Yes, not all video games are bad. In fact, they have been proven to be beneficial, helping to enhance hand eye coordination, boost memory and enable children to think outside the box. To help your child obtain the most out of their video game habit, supplement everyday life lessons and crucial study skills into every play session.
Video games come in many genres that range from first-person shooters, role-playing games to adventure games and many more – and yes, a wide variety of them aren’t suitable for kids. Which is why it’s important that parents sift through the list of games that are available in stores to see if they are suitable or not.
Like adult themes that are prevalent in many movies today, the last thing your child needs is to be exposed to the dark corners of entertainment. Rather than leaving your child alone to be entertained by the flashing lights that flicker across the screen, take part and engage with them and just have a light banter.
Video games are easily accessible but can be tough to master. Through multiple attempts at making it past a tough stage, or figuring out how to tackle a particular brain teaser, the sense of satisfaction when one solves it is second to none. Over time, this builds perseverance which in turn teaches children to dig deep and not give up easily. The next time your child is worried about failing an upcoming test, remind her that failing is part of growing up and that every setback offers a chance to pick yourself up to try again.
2. Foster teamwork
Literacy researcher James Gee recommends using video games to help teach kids to “collaborate to solve difficult problems.” Video games that share cooperative gameplay encourages kids to set aside their differences and work in tandem to make it past an objective. A game session not only fosters teamwork, it’s also great fun for kids.
3. Problem Solving
It’s true what they say about practice makes perfect and what better way to teach problem solving skills than by engaging in a game. As he may be stumped on a particular stage or question, a quick hint or encouragement may be all he needs to solve it. Some may enjoy indulging in a quick Sudoku session every now and then, while others may prefer the crossword puzzles that are supplemented in daily newspapers – it’s imperative that parents don’t force their kids to partake in leisure activities that they aren’t interested in.
Too much handholding or smothering of affection is bad and can have a detrimental effect on one. Sometimes all we need is a little breathing room to have a little alone time to gather our thoughts. As kids grow up, they will want to start becoming a little more independent and may not want help – even when they need it. Video games are often plastered with helpful onscreen tips that appear when an objective is given or when a player is stumped and starts to wander around aimlessly. Give your child some light reminders by leaving sticky note “hints” to help him get through chores to homework while still supporting his self-reliance.
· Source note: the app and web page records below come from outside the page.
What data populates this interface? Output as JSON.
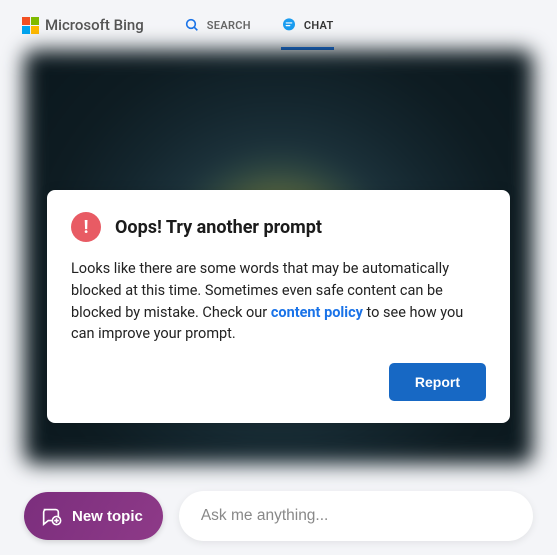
{
  "brand": {
    "text": "Microsoft Bing"
  },
  "nav": {
    "search_label": "SEARCH",
    "chat_label": "CHAT"
  },
  "error": {
    "title": "Oops! Try another prompt",
    "text_before_link": "Looks like there are some words that may be automatically blocked at this time. Sometimes even safe content can be blocked by mistake. Check our ",
    "link_text": "content policy",
    "text_after_link": " to see how you can improve your prompt.",
    "report_label": "Report"
  },
  "bottom": {
    "new_topic_label": "New topic",
    "input_placeholder": "Ask me anything..."
  },
  "colors": {
    "accent": "#1a73e8",
    "error": "#e85b64",
    "new_topic_bg": "#7b2e7d"
  }
}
Part of the reason why video games are so popular is that it’s a gateway to stay fully immerse in world that lets us assume the role of a particular character we have always wanted to be. It is one thing to watch a pirate swash-buckle his way through hordes of enemies but another to actually use a controller to work your way around them. Historical games like Assassin’s Creed or Total War can encourage kids to uncover the facts from behind the game. By checking out the many sites that talk about the deep lore that encompasses a game such as Assassin’s Creed, this will in turn foster a habit of researching at a young age.
As the credits roll
The engaging, highly interactive, fictional worlds of video games are a great avenue for kids to learn and grow. Give your child that extra push into translating games to life lessons, and he might just feel more pumped about solving the challenges that may come his way.